When a worker sustains an on-the-job injury in Texas, the worker will likely turn to his employerâ€™s workersâ€™ compensation coverage to pay his medical bills and recoup his lost wages. However, workersâ€™ compensation benefits are often not enough to cover all of a workerâ€™s losses. Fortunately, workersâ€™ compensation is not always the only option; third-party workplace injury lawsuits may be available in certain cases.
What is a third-party workplace lawsuit?Â
A third-party lawsuit, also known as a third-party claim, is a civil action an injury victim files against a third party for damages. The claim asserts that the third party acted negligently, and that this negligence was the direct cause of the workerâ€™s injuries.
The defendant must be someone other than your employer or co-worker (i.e., a third party) as workersâ€™ compensation laws bar you from filing a lawsuit directly against your employer.
Victims must file a third-party liability claim within two years from the date that injury occurred, per Texas CP. Code Â§ 16.003.
Whom can I name in a third-party liability claim?
You can file a third-party liability claim against any third party whose negligence contributed to or caused your injuries. Common parties named in a third-party liability suit may include:
- A product manufacturer: If your injuries would not have occurred but for a defective or dangerous product, the manufacturer of that product may be liable.
- The driver of another vehicle: Many workplace accidents involve non-employee drivers. For example, consider an accident in which a drunk drivers swerves into a construction work zone and hits one of the construction workers. The injured worker may be able to file a third-party claim and hold the intoxicated driver liable for his injuries.

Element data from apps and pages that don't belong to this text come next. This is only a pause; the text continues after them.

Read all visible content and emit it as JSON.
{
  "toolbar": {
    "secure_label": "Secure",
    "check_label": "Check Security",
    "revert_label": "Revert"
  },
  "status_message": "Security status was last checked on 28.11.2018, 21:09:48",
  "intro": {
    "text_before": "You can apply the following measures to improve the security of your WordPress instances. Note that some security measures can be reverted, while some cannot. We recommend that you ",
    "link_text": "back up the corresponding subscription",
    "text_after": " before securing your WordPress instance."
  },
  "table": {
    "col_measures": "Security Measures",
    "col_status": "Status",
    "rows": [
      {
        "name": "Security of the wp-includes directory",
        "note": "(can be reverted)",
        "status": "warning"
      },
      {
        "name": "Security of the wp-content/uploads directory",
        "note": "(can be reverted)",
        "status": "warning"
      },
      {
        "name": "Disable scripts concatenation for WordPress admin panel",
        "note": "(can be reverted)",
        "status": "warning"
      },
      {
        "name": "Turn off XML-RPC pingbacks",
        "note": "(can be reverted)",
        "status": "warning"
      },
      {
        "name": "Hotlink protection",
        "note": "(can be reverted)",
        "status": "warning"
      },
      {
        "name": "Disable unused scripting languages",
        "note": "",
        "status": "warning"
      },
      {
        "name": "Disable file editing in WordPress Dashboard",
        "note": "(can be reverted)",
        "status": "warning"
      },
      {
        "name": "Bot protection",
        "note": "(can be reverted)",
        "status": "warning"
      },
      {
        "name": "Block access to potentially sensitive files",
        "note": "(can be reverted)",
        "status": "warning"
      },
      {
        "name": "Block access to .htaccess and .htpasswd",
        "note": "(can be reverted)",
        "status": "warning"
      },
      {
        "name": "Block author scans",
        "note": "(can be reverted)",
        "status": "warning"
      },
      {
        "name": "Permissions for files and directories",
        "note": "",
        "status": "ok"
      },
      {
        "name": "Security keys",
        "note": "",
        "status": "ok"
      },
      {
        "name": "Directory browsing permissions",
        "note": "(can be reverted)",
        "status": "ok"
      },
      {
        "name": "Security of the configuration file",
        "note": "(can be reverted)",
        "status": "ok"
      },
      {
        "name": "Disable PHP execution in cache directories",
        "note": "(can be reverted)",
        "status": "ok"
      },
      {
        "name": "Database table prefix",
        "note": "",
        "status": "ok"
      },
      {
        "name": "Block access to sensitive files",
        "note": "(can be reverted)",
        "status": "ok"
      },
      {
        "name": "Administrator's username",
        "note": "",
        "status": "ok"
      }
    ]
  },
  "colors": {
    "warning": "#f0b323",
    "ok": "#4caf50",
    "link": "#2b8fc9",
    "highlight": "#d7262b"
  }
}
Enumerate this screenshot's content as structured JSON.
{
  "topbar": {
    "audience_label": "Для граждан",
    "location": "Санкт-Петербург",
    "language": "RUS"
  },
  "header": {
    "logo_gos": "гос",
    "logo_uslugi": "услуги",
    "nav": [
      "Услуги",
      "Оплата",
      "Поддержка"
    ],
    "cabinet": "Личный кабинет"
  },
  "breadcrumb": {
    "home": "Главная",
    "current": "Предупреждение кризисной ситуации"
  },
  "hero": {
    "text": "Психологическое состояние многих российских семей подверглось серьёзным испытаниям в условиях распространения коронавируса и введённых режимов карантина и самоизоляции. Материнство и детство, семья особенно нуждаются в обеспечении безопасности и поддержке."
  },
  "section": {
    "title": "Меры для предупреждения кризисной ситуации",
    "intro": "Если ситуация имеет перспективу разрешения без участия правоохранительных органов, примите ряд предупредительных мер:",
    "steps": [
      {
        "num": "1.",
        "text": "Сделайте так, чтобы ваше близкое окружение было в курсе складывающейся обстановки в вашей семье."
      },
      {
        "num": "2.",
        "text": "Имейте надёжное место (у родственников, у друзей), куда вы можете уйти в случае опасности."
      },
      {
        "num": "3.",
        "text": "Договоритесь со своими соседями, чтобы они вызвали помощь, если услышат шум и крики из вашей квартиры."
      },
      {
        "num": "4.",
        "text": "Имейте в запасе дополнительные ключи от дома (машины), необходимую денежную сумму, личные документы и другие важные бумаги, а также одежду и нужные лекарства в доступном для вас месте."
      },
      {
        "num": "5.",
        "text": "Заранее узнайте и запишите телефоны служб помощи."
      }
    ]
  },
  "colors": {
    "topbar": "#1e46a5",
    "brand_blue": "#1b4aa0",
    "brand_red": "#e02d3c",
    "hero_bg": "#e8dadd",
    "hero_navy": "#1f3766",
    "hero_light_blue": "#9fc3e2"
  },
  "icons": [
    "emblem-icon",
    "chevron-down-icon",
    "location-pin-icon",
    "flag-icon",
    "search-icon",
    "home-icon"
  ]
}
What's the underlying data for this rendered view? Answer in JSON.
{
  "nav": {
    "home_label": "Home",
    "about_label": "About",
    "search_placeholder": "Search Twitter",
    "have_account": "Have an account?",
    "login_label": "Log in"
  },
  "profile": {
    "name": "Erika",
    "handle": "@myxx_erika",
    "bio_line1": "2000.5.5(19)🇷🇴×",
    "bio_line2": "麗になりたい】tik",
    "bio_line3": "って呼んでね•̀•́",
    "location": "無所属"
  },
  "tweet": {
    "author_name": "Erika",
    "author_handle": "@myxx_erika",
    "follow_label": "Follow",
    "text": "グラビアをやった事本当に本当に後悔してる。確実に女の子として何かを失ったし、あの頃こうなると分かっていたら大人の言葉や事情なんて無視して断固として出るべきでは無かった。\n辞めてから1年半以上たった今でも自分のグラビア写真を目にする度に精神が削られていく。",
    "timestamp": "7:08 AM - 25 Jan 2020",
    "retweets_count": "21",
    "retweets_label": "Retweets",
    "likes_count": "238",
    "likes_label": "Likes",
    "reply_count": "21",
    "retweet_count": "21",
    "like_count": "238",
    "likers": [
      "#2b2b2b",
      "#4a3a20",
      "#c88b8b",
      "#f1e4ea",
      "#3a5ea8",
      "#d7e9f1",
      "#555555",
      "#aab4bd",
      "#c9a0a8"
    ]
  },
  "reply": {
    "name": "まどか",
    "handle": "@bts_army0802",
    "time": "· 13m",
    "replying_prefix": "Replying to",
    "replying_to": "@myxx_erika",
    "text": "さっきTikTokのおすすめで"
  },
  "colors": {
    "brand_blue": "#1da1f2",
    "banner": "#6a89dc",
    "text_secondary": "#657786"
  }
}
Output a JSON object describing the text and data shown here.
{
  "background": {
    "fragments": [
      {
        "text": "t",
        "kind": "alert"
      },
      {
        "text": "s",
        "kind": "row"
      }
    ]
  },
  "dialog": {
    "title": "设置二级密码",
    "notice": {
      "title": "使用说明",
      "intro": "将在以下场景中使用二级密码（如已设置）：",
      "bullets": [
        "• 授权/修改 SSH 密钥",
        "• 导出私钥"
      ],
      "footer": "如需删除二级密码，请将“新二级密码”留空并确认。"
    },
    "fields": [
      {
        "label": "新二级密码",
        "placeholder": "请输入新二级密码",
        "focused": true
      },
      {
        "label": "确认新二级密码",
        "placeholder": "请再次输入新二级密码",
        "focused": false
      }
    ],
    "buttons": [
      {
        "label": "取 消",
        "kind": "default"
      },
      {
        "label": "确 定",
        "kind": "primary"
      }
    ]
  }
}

- A property owner: Sometimes, a property has dangers or hazards that the owner knew about or should have known about and should have corrected. If the owner does not correct the hazard in a timely manner and an employee sustains harm as a result, the injured employee may be able to hold the property owner liable.
The Benefits and Limitations of Third Party Liability ClaimsÂ
Filing a third-party liability claim has both benefits and disadvantages. One of these benefits is that Texas places no cap on recoverable damages. As such, victims can recover the maximum amount of damages defendants owe them by requesting compensation for any of the following:
- Lost wages
- Medical benefits
- Future lost wages and medical benefits
- Physical pain
- Emotional suffering
Also, with a workersâ€™ compensation claim, injured parties cannot recover compensation for any noneconomic damages, such as pain and suffering or emotional distress. For this reason, many injury victims may choose to file a third-party claim
However, a third-party liability claim also has its limitations. For example, in a workersâ€™ compensation claim, the injured worker does not need to prove fault â€“ the injured worker is entitled to benefits regardless.
In a third-party liability claim, on the other hand, proving the fault of the responsible third party is essential. If the victim cannot prove fault, then the injured party will not be able to hold the responsible party liable for damages and will receive no compensation.
However, even though proving fault can be difficult, injured parties who file third-party claims may be eligible for tens of thousands of dollars they would not have received had they settled for their workersâ€™ compensation benefits.
Work With a Texas Attorney TodayÂ
If you are ready to work with a Texas workplace accident attorney who understands both the workersâ€™ compensation system and the process of filing a third-party liability claim, contact the Law Office of Julie Johnson PLLC today.
Julie Johnson can help you understand all of the ins and outs of filing a third-party liability claim, its benefits and difficulties, the types of damages that you may be able to recover, and more. To contact her today, call 214-290-8001 now.